* Fans of ''Series/TwentyFour'' have noted that odd-numbered seasons are generally the show's better ones, featuring a variety of different terrorist scenarios, while the even-numbered ones always revolve around nuclear terrorism and are generally greatly inferior (except for possibly season 2, which is considered to have a solid core storyline, but let down by the subplot involving [[TrappedByMountainLions Kim constantly being taken prisoner]]).
* ''Franchise/PowerRangers'' fans have an unique version with anniversary seasons ''[[Series/PowerRangersTurbo Turbo]]'' (Season 5), ''[[Series/PowerRangersWildForce Wild Force]]'' (Season 10) and ''[[Series/PowerRangersOperationOverdrive Operation Overdrive]]'' (Season 15) considered among the worst or most divisive. Time tell will if ''[[Series/PowerRangersMegaforce Super Megaforce]]'' (Season 20, [[SequelNumberSnarl if it could be called that]]) continues the curse.
* MicrosoftWindows has had the curse since Windows 98, at least when it comes to their major public releases. Windows 98, Windows XP, and Windows 7 have all been popular, while Windows ME, Windows Vista, and Windows 8 all made rather controversial changes which made it difficult to recommend upgrading.

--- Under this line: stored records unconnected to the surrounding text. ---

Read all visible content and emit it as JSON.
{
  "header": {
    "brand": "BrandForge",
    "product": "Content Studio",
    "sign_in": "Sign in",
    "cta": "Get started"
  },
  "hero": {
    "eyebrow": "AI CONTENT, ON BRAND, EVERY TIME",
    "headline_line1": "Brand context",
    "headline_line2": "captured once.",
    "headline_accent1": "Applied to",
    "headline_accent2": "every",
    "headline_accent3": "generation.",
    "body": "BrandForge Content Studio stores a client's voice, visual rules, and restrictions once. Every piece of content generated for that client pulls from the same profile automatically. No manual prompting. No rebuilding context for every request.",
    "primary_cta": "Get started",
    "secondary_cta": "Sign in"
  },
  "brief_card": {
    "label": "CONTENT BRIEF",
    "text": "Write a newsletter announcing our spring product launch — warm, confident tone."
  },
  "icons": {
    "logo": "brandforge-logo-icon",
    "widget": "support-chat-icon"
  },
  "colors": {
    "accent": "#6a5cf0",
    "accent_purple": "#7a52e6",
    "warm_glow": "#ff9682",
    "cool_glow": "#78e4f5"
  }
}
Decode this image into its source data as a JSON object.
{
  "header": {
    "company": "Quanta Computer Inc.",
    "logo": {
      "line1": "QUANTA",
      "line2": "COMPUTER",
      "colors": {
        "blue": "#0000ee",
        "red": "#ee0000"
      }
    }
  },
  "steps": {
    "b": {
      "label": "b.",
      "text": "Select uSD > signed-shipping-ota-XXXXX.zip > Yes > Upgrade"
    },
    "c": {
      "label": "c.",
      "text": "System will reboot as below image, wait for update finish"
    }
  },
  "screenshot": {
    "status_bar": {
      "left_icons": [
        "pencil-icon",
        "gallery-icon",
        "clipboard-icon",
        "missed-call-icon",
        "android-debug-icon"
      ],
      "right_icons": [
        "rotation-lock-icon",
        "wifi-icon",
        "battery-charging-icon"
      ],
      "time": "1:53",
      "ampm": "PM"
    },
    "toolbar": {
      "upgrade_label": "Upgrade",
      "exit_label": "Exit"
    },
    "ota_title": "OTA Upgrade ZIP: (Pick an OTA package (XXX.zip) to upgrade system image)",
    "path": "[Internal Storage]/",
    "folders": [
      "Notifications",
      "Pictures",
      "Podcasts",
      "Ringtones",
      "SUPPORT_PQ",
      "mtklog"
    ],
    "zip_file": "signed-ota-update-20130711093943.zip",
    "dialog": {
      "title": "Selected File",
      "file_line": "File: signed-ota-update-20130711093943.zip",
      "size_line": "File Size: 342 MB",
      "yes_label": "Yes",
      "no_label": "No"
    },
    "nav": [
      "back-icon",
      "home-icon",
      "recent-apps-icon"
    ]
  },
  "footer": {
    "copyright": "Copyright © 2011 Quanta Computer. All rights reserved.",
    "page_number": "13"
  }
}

Still, they each have their fans.
* The ''Franchise/AceAttorney'' series has two different variants of this trope:
** Firstly, the odd-numbered entries (''Phoenix Wright: Ace Attorney'', ''Trials & Tribulations'' and ''Dual Destinies'') are generally considered to be the stronger ones, while the even-numbered ones (''Justice for All'' and ''Apollo Justice: Ace Attorney'') are considered to be weaker. The two ''Ace Attorney Investigations'' games generally aren't counted towards this, as the second one has yet to be released outside Japan (and, in all likelihood, [[NoExportForYou never will be]]).
** Secondly, fans have noted that the third case in any given game usually tends to be the worst, mostly due to the overwhelmingly hated third cases in (ironically enough) the second and fourth games. ''Dual Destinies'' is the major exception, as most seem to regard the second case as the weakest; some fans also feel that the first game's first case is weaker than the third, for essentially being a glorified tutorial which doesn't even fully explain the game mechanics.